In 1971, Lov'asz proved the the following cancellation law concerning the
direct product of digraphs. If A x C ≅ B x C, then A ≅ B,
provided that C admits no homomorphism into a disjoint union of directed
cycles. On the other hand, if such a homomorphism does exist, then there are
non-isomorphic pairs A \not≅ B for which A x C ≅ B x C. This
gives exact conditions on C that govern whether cancellation is guaranteed to
hold or fail.
Left unresolved was the question of what conditions on A (or B) might guarantee
cancellation. I introduce a construction called the factorial of a
digraph that settles this issue.
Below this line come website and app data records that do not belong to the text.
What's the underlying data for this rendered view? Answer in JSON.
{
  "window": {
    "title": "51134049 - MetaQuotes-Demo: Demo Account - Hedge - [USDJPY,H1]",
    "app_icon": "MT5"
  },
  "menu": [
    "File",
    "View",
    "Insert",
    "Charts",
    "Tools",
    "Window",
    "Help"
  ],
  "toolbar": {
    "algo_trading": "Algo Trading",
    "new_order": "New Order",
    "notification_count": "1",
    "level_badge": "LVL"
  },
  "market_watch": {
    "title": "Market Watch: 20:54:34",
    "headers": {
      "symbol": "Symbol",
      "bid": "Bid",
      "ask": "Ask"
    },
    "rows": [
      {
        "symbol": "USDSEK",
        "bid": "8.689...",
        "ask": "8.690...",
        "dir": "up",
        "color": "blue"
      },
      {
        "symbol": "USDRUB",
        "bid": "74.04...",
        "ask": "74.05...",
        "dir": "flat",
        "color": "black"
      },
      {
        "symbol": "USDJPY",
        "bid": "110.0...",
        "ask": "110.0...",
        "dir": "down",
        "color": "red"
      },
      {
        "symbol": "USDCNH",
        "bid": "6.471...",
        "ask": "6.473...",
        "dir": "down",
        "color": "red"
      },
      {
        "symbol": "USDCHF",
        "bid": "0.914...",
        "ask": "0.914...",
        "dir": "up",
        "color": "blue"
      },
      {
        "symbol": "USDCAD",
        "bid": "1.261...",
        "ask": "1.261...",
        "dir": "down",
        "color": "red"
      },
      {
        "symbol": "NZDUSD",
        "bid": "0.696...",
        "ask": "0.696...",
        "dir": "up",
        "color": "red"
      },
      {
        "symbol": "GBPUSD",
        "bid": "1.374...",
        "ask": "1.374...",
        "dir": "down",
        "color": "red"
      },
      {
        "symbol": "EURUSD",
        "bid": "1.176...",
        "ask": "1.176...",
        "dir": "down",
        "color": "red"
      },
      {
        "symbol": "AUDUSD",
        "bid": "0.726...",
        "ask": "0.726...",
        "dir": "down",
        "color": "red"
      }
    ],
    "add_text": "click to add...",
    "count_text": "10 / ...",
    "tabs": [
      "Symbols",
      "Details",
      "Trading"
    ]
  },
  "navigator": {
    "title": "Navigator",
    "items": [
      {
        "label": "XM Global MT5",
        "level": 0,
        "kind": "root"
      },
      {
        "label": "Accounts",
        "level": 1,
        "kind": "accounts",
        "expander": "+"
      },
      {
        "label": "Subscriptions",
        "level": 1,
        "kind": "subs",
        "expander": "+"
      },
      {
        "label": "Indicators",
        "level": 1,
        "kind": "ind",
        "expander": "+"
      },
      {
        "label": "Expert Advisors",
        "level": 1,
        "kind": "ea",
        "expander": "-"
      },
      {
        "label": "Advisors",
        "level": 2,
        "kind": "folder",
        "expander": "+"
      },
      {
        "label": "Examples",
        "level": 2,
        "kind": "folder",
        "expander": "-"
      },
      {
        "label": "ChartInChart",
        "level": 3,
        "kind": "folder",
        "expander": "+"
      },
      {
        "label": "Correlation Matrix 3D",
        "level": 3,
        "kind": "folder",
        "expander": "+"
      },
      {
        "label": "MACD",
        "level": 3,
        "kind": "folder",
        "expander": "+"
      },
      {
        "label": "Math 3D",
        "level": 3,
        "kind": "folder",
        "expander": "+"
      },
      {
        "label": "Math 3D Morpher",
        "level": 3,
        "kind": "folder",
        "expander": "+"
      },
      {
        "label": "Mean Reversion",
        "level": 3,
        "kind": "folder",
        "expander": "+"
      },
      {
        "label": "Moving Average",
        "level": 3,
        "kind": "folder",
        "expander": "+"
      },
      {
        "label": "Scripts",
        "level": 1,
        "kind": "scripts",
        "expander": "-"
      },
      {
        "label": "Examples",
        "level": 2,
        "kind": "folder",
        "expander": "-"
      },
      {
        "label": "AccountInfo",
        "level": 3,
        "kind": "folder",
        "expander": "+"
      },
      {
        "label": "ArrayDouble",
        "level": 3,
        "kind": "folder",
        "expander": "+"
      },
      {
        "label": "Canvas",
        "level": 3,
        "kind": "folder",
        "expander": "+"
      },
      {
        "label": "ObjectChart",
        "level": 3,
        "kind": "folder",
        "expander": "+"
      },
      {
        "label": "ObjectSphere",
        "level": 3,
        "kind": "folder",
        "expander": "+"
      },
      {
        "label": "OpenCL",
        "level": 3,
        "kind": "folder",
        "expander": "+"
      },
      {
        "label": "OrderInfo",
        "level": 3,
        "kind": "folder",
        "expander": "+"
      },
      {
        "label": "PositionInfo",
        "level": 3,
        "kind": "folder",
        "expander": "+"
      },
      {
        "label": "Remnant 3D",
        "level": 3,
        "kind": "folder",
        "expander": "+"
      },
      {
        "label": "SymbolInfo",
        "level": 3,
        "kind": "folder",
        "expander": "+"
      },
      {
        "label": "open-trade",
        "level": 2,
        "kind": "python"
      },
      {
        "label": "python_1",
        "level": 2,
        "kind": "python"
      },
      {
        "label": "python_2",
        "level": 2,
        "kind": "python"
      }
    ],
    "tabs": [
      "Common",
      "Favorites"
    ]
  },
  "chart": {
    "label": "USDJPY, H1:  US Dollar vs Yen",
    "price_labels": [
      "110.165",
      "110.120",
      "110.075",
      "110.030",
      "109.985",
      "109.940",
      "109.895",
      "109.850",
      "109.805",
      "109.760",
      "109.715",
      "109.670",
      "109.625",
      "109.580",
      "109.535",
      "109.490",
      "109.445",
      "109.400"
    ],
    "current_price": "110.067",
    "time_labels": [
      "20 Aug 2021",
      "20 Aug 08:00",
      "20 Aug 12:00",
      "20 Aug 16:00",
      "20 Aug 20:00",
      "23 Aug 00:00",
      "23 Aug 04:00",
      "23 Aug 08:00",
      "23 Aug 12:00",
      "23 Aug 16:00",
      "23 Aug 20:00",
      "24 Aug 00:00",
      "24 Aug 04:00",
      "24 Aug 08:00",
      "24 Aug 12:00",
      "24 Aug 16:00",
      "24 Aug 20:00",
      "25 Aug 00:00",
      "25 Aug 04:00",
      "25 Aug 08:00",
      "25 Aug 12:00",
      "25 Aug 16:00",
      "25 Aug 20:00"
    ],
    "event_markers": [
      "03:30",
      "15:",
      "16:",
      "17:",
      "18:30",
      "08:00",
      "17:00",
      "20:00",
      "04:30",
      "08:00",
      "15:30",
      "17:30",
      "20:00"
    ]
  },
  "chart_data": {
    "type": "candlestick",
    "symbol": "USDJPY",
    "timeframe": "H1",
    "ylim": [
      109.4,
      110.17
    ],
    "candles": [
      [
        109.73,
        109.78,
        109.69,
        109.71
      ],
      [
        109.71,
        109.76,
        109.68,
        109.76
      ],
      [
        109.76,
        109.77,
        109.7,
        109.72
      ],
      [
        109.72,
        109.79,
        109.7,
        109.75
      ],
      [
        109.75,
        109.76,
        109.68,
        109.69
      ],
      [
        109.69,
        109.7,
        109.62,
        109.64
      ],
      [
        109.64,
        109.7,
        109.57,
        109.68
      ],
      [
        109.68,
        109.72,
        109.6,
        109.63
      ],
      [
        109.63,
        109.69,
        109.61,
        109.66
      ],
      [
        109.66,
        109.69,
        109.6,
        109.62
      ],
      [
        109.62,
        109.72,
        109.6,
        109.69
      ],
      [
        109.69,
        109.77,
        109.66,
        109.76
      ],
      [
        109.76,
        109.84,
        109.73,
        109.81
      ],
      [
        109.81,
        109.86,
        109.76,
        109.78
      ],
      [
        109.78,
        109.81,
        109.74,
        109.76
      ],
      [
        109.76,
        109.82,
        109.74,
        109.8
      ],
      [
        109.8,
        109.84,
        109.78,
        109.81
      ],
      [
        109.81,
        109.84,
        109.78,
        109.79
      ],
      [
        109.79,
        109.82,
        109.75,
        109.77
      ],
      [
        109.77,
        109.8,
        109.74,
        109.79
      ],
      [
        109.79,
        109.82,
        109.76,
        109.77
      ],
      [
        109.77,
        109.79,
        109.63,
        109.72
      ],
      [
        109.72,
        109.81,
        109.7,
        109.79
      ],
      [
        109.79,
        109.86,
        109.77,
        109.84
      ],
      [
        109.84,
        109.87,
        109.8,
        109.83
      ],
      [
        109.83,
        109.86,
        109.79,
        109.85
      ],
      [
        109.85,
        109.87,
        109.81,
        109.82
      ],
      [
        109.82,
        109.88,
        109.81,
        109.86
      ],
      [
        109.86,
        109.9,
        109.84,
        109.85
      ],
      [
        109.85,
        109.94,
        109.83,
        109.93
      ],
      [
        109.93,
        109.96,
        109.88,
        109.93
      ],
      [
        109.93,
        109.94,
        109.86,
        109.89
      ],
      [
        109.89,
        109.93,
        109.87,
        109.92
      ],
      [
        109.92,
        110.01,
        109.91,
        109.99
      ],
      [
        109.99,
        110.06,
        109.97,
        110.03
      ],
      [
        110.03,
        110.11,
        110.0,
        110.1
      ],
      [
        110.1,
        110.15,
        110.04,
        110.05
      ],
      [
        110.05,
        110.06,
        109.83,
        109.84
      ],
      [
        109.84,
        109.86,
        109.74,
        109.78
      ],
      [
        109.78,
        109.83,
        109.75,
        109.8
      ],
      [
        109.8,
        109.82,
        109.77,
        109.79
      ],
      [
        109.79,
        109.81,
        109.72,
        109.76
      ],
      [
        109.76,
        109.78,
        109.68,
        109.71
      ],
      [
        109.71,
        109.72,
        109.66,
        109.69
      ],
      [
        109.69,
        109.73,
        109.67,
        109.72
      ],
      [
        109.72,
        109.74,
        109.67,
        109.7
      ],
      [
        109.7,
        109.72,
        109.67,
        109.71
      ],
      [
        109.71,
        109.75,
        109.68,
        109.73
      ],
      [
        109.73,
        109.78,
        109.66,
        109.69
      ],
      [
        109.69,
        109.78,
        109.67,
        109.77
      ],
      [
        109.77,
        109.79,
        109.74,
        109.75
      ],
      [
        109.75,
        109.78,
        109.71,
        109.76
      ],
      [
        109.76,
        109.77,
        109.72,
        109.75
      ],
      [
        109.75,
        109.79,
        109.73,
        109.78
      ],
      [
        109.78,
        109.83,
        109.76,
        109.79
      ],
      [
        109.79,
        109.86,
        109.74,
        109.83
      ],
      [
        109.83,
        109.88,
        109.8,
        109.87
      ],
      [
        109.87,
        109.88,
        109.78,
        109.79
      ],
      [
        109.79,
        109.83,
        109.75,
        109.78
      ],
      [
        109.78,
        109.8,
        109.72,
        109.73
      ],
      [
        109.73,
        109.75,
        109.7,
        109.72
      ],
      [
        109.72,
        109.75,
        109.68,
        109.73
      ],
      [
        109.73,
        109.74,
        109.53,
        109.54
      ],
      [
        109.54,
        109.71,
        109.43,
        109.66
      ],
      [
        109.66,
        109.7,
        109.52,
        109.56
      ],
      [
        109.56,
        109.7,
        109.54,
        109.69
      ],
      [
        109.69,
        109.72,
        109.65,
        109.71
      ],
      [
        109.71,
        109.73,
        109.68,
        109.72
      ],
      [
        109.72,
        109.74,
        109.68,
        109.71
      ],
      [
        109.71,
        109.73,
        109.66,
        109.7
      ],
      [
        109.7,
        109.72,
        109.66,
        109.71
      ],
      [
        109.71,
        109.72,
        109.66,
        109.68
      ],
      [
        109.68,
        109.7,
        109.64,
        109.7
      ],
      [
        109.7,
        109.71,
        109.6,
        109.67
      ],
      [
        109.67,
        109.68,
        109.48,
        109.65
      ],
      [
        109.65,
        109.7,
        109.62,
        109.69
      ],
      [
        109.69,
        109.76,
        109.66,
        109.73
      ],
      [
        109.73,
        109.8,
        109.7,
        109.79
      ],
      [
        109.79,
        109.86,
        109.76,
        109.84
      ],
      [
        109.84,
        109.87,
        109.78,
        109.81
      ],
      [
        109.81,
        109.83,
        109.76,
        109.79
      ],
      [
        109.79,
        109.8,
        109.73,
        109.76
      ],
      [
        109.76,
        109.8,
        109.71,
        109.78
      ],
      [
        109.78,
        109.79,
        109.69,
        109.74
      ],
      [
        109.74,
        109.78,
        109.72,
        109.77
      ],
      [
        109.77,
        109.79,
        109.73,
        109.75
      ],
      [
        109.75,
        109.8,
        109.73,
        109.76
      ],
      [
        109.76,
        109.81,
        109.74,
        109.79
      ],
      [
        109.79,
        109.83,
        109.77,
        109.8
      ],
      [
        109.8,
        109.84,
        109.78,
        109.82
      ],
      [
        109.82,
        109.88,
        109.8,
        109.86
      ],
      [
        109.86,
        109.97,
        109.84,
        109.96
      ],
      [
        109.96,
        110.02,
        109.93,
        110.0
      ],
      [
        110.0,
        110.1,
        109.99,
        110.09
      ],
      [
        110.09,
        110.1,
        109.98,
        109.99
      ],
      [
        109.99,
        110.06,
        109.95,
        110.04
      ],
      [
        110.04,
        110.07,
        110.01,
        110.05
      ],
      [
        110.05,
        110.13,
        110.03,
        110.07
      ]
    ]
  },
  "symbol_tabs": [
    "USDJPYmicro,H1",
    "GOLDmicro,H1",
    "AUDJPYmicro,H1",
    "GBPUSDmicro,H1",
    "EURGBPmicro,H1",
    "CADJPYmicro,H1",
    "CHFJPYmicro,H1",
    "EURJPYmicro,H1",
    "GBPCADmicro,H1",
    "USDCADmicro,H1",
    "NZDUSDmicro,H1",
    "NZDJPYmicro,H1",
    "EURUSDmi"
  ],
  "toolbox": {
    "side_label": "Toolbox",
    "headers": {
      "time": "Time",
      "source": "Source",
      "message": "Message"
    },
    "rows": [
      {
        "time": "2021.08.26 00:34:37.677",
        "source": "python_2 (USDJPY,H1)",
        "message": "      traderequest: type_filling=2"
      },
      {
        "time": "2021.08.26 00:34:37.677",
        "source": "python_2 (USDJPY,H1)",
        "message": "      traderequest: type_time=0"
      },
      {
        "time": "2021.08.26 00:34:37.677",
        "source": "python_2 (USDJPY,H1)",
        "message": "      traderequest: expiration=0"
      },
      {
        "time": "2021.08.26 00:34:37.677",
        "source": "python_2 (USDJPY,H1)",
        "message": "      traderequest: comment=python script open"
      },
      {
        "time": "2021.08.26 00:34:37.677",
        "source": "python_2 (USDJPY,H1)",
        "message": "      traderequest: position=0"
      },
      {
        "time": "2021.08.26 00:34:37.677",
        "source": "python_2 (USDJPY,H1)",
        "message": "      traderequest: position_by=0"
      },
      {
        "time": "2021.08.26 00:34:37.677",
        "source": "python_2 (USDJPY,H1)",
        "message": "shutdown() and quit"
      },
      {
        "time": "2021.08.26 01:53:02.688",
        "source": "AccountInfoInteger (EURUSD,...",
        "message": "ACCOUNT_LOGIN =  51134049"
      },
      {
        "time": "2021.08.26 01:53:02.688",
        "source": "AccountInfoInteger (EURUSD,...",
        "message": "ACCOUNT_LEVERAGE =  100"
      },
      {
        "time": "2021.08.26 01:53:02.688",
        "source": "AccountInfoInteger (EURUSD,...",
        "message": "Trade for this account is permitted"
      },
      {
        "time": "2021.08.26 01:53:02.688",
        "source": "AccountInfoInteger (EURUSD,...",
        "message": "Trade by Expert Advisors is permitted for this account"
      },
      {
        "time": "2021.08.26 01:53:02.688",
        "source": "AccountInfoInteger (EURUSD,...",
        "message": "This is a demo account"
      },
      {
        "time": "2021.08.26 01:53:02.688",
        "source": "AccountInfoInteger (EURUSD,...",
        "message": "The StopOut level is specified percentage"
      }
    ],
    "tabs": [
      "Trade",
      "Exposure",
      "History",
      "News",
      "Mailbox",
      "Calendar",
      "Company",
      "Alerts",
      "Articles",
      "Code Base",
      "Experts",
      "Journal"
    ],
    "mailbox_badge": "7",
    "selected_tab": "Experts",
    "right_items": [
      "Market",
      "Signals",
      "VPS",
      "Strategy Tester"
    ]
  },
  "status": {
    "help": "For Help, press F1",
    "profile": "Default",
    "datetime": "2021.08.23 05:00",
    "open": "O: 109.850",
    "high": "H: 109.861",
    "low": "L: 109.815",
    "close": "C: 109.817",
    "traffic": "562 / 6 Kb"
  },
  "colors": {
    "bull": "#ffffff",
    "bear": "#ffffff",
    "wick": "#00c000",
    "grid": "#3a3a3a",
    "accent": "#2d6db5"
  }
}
Given a digraph A, its factorial A! is a certain digraph defined on the permutations of the vertex set of A. The construction is in many ways analogous to the factorial operation on integers, as we shall see. In fact, the edges of A! form a group that can be viewed as an extension of the automorphism group of A. This group acts on V(A!), and for a given A and C, the orbits are in one-to-one correspondence with the digraphs B for which A x C ≅ B x C. If the action is transitive, then cancellation holds. In addition to solving the cancellation problem, the digraph factorial poses many interesting questions. If G is an arbitrary finite group, is there a digraph A for which G ≅ E(A!)? Can one characterize those digraphs A for which E(A!) is (say) abelian? Are such questions significant or mere curiosities? There are more unknowns than knowns.